Excerpts from an interface dataset
○ ○ ○
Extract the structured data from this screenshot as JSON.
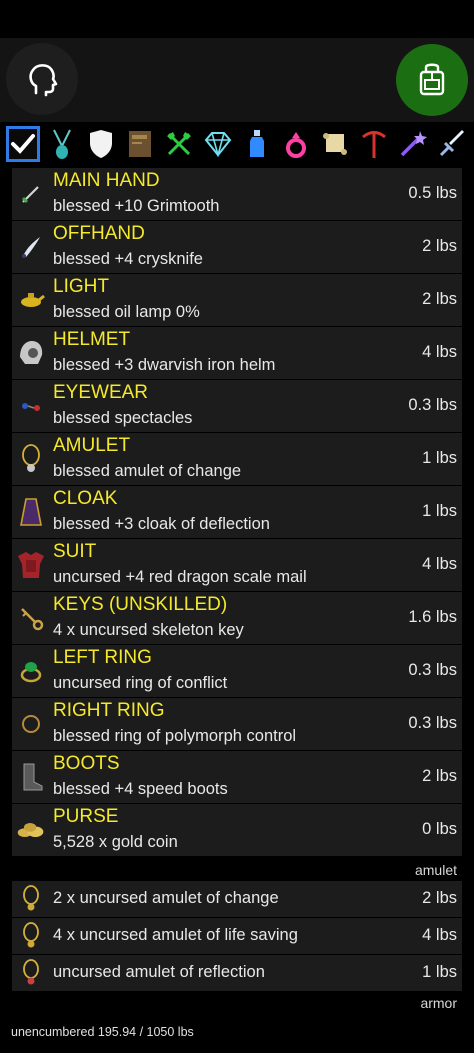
{
  "equipment": [
    {
      "slot": "MAIN HAND",
      "desc": "blessed +10 Grimtooth",
      "weight": "0.5 lbs",
      "icon": "dagger-icon"
    },
    {
      "slot": "OFFHAND",
      "desc": "blessed +4 crysknife",
      "weight": "2 lbs",
      "icon": "crysknife-icon"
    },
    {
      "slot": "LIGHT",
      "desc": "blessed oil lamp 0%",
      "weight": "2 lbs",
      "icon": "oil-lamp-icon"
    },
    {
      "slot": "HELMET",
      "desc": "blessed +3 dwarvish iron helm",
      "weight": "4 lbs",
      "icon": "helmet-icon"
    },
    {
      "slot": "EYEWEAR",
      "desc": "blessed spectacles",
      "weight": "0.3 lbs",
      "icon": "spectacles-icon"
    },
    {
      "slot": "AMULET",
      "desc": "blessed amulet of change",
      "weight": "1 lbs",
      "icon": "amulet-icon"
    },
    {
      "slot": "CLOAK",
      "desc": "blessed +3 cloak of deflection",
      "weight": "1 lbs",
      "icon": "cloak-icon"
    },
    {
      "slot": "SUIT",
      "desc": "uncursed +4 red dragon scale mail",
      "weight": "4 lbs",
      "icon": "armor-suit-icon"
    },
    {
      "slot": "KEYS (UNSKILLED)",
      "desc": "4 x uncursed skeleton key",
      "weight": "1.6 lbs",
      "icon": "key-icon"
    },
    {
      "slot": "LEFT RING",
      "desc": "uncursed ring of conflict",
      "weight": "0.3 lbs",
      "icon": "emerald-ring-icon"
    },
    {
      "slot": "RIGHT RING",
      "desc": "blessed ring of polymorph control",
      "weight": "0.3 lbs",
      "icon": "plain-ring-icon"
    },
    {
      "slot": "BOOTS",
      "desc": "blessed +4 speed boots",
      "weight": "2 lbs",
      "icon": "boots-icon"
    },
    {
      "slot": "PURSE",
      "desc": "5,528 x gold coin",
      "weight": "0 lbs",
      "icon": "gold-coins-icon"
    }
  ],
  "amulet_section": {
    "header": "amulet",
    "items": [
      {
        "desc": "2 x uncursed amulet of change",
        "weight": "2 lbs",
        "icon": "amulet-icon"
      },
      {
        "desc": "4 x uncursed amulet of life saving",
        "weight": "4 lbs",
        "icon": "amulet-icon"
      },
      {
        "desc": "uncursed amulet of reflection",
        "weight": "1 lbs",
        "icon": "amulet-icon"
      }
    ]
  },
  "armor_section": {
    "header": "armor"
  },
  "footer": {
    "status": "unencumbered 195.94 / 1050 lbs"
  },
  "tabs": [
    "check-icon",
    "amulet-icon",
    "shield-icon",
    "book-icon",
    "utensils-icon",
    "gem-icon",
    "potion-icon",
    "ring-icon",
    "scroll-icon",
    "pickaxe-icon",
    "wand-icon",
    "sword-icon"
  ],
  "colors": {
    "slot_label": "#f4e92a",
    "row_bg": "#1c1c1c",
    "accent_selected": "#2f7ae5",
    "backpack_button": "#1b6e12"
  }
}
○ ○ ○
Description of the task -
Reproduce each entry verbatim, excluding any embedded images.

Answer for the task -
Extract the structured data from this screenshot as JSON.
{
  "equipment": [
    {
      "slot": "MAIN HAND",
      "desc": "blessed +10 Grimtooth",
      "weight": "0.5 lbs",
      "icon": "dagger-icon"
    },
    {
      "slot": "OFFHAND",
      "desc": "blessed +4 crysknife",
      "weight": "2 lbs",
      "icon": "crysknife-icon"
    },
    {
      "slot": "LIGHT",
      "desc": "blessed oil lamp 0%",
      "weight": "2 lbs",
      "icon": "oil-lamp-icon"
    },
    {
      "slot": "HELMET",
      "desc": "blessed +3 dwarvish iron helm",
      "weight": "4 lbs",
      "icon": "helmet-icon"
    },
    {
      "slot": "EYEWEAR",
      "desc": "blessed spectacles",
      "weight": "0.3 lbs",
      "icon": "spectacles-icon"
    },
    {
      "slot": "AMULET",
      "desc": "blessed amulet of change",
      "weight": "1 lbs",
      "icon": "amulet-icon"
    },
    {
      "slot": "CLOAK",
      "desc": "blessed +3 cloak of deflection",
      "weight": "1 lbs",
      "icon": "cloak-icon"
    },
    {
      "slot": "SUIT",
      "desc": "uncursed +4 red dragon scale mail",
      "weight": "4 lbs",
      "icon": "armor-suit-icon"
    },
    {
      "slot": "KEYS (UNSKILLED)",
      "desc": "4 x uncursed skeleton key",
      "weight": "1.6 lbs",
      "icon": "key-icon"
    },
    {
      "slot": "LEFT RING",
      "desc": "uncursed ring of conflict",
      "weight": "0.3 lbs",
      "icon": "emerald-ring-icon"
    },
    {
      "slot": "RIGHT RING",
      "desc": "blessed ring of polymorph control",
      "weight": "0.3 lbs",
      "icon": "plain-ring-icon"
    },
    {
      "slot": "BOOTS",
      "desc": "blessed +4 speed boots",
      "weight": "2 lbs",
      "icon": "boots-icon"
    },
    {
      "slot": "PURSE",
      "desc": "5,528 x gold coin",
      "weight": "0 lbs",
      "icon": "gold-coins-icon"
    }
  ],
  "amulet_section": {
    "header": "amulet",
    "items": [
      {
        "desc": "2 x uncursed amulet of change",
        "weight": "2 lbs",
        "icon": "amulet-icon"
      },
      {
        "desc": "4 x uncursed amulet of life saving",
        "weight": "4 lbs",
        "icon": "amulet-icon"
      },
      {
        "desc": "uncursed amulet of reflection",
        "weight": "1 lbs",
        "icon": "amulet-icon"
      }
    ]
  },
  "armor_section": {
    "header": "armor"
  },
  "footer": {
    "status": "unencumbered 195.94 / 1050 lbs"
  },
  "tabs": [
    "check-icon",
    "amulet-icon",
    "shield-icon",
    "book-icon",
    "utensils-icon",
    "gem-icon",
    "potion-icon",
    "ring-icon",
    "scroll-icon",
    "pickaxe-icon",
    "wand-icon",
    "sword-icon"
  ],
  "colors": {
    "slot_label": "#f4e92a",
    "row_bg": "#1c1c1c",
    "accent_selected": "#2f7ae5",
    "backpack_button": "#1b6e12"
  }
}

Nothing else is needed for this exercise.